Over 25,000 Yemeni civilians have fallen victim to cluster ammunitions since the beginning of the Saudi-led coalition war on Yemen in 2015.
The Director of the Executive Center for Mine Action, Brigadier General Ali Safra, pointed out that the support and resources allocated to field clearance so far are not even reaching the level of 2% of what is required for all of Yemen to be cleaned of explosive ordinances.
Brigadier-General Safra stated that Hodeidah, Bayda, Marib, Jawf, Nihm and Saada are the most infested areas for mines and bombs, “in which the coalition used the most deadly and latest military technology in our country.”
He explained that the Center is continuing to work to clear areas contaminated and affected by the bombs and mines of the Saudi coalition, pointing out that mines and remnants – especially cluster bombs – have become a national issue and a societal problem that must be disposed.

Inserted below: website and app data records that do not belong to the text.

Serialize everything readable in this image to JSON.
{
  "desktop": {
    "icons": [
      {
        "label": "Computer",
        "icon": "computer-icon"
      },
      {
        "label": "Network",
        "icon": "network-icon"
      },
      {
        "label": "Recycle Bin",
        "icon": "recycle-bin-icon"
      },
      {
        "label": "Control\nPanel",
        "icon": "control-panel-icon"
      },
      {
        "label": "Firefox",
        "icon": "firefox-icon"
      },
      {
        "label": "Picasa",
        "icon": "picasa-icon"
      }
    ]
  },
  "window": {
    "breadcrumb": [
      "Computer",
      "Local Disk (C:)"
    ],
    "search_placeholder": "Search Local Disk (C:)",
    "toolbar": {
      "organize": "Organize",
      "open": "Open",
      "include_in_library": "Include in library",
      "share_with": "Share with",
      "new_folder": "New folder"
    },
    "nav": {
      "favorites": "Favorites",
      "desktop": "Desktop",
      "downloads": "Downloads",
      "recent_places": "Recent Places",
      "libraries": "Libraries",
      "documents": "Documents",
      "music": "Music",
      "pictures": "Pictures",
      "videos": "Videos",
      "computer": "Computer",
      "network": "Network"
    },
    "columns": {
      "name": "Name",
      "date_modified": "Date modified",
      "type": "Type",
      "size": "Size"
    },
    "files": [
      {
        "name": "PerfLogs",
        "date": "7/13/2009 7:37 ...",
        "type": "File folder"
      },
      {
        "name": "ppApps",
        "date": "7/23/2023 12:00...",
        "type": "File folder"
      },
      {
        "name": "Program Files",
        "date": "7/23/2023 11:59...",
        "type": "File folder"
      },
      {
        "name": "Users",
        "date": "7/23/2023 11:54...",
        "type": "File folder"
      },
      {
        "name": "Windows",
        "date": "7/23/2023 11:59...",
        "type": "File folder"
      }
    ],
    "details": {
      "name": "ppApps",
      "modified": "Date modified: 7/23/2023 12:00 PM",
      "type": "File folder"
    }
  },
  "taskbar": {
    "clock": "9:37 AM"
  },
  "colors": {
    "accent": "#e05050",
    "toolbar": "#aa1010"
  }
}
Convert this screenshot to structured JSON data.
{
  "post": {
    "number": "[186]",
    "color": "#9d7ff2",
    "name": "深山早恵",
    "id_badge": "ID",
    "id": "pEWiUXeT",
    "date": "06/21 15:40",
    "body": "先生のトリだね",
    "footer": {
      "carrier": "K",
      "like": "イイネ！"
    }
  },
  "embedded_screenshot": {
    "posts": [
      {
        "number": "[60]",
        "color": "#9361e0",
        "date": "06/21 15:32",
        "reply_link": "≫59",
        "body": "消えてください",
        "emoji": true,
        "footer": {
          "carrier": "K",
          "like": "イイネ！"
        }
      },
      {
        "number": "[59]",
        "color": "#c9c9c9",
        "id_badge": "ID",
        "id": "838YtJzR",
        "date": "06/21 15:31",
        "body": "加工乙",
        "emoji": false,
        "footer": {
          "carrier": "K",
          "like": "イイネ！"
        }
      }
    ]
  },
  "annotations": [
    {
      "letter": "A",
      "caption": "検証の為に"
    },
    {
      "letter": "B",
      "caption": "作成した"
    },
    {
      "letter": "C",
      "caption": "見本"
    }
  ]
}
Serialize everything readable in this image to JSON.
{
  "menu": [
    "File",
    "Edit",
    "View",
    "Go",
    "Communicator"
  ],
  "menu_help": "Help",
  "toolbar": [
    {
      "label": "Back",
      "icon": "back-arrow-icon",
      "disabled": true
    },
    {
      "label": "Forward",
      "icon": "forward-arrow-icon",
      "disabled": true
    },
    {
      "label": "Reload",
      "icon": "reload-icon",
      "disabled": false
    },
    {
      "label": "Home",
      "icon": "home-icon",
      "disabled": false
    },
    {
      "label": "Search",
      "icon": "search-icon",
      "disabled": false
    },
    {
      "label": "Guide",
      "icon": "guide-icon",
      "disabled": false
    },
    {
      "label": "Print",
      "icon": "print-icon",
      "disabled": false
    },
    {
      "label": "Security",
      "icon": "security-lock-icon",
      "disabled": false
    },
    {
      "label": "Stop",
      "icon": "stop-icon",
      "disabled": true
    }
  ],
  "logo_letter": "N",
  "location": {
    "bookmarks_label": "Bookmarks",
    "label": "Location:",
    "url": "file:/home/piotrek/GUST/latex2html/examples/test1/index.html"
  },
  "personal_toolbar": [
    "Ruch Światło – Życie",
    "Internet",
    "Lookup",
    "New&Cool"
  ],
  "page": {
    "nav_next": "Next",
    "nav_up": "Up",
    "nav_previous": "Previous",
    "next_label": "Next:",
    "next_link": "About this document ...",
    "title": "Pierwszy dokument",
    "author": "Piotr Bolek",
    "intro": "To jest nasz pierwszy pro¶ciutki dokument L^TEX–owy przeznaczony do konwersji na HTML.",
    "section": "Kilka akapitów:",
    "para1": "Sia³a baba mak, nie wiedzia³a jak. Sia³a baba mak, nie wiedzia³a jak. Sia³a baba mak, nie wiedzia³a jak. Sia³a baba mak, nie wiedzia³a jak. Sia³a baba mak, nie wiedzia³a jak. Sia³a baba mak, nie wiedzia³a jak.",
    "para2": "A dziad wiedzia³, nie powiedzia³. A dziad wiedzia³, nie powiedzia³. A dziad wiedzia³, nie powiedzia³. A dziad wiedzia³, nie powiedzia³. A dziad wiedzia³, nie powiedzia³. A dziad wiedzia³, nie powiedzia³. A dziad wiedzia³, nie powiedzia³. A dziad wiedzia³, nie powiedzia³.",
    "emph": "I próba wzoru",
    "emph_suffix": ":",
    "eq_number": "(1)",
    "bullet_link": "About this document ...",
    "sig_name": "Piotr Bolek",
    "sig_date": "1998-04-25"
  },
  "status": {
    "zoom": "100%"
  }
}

He called on citizens in the liberated areas to abide signs and warnings, as they are infested areas until they are handed over to local authorities, stressing the important of cooperation with the center, through reporting of suspect objects or residues.
The Executive Center for Mine Action announced the discovery of 544 mines and cluster bombs left over from the Saudi coalition during the first week of January 2022 alone.